** Opening SOURCE INFORMATION block **

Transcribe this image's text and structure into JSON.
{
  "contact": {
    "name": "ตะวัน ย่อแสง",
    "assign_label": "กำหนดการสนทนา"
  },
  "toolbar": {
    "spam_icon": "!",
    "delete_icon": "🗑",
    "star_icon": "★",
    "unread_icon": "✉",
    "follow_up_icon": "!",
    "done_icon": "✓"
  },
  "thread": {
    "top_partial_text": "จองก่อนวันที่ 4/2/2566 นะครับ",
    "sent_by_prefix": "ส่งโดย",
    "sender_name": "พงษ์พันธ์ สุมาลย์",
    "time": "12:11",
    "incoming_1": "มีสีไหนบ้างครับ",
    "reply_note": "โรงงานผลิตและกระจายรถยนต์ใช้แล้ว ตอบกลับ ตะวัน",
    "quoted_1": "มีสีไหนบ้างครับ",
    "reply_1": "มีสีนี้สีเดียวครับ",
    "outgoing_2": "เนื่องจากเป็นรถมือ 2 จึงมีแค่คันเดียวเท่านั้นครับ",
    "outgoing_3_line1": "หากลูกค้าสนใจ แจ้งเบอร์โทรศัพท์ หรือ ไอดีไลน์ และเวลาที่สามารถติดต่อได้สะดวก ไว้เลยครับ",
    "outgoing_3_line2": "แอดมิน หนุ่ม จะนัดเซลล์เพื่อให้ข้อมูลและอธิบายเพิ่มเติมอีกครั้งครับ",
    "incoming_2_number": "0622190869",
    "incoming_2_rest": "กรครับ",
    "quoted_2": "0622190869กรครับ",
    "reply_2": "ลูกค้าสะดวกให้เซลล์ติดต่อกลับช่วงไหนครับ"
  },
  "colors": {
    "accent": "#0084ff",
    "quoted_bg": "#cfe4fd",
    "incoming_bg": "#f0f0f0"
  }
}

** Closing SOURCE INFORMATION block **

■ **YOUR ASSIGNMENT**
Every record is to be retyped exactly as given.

■ **WRITTEN SOLUTION**
Transcribe this image's text and structure into JSON.
{
  "contact": {
    "name": "ตะวัน ย่อแสง",
    "assign_label": "กำหนดการสนทนา"
  },
  "toolbar": {
    "spam_icon": "!",
    "delete_icon": "🗑",
    "star_icon": "★",
    "unread_icon": "✉",
    "follow_up_icon": "!",
    "done_icon": "✓"
  },
  "thread": {
    "top_partial_text": "จองก่อนวันที่ 4/2/2566 นะครับ",
    "sent_by_prefix": "ส่งโดย",
    "sender_name": "พงษ์พันธ์ สุมาลย์",
    "time": "12:11",
    "incoming_1": "มีสีไหนบ้างครับ",
    "reply_note": "โรงงานผลิตและกระจายรถยนต์ใช้แล้ว ตอบกลับ ตะวัน",
    "quoted_1": "มีสีไหนบ้างครับ",
    "reply_1": "มีสีนี้สีเดียวครับ",
    "outgoing_2": "เนื่องจากเป็นรถมือ 2 จึงมีแค่คันเดียวเท่านั้นครับ",
    "outgoing_3_line1": "หากลูกค้าสนใจ แจ้งเบอร์โทรศัพท์ หรือ ไอดีไลน์ และเวลาที่สามารถติดต่อได้สะดวก ไว้เลยครับ",
    "outgoing_3_line2": "แอดมิน หนุ่ม จะนัดเซลล์เพื่อให้ข้อมูลและอธิบายเพิ่มเติมอีกครั้งครับ",
    "incoming_2_number": "0622190869",
    "incoming_2_rest": "กรครับ",
    "quoted_2": "0622190869กรครับ",
    "reply_2": "ลูกค้าสะดวกให้เซลล์ติดต่อกลับช่วงไหนครับ"
  },
  "colors": {
    "accent": "#0084ff",
    "quoted_bg": "#cfe4fd",
    "incoming_bg": "#f0f0f0"
  }
}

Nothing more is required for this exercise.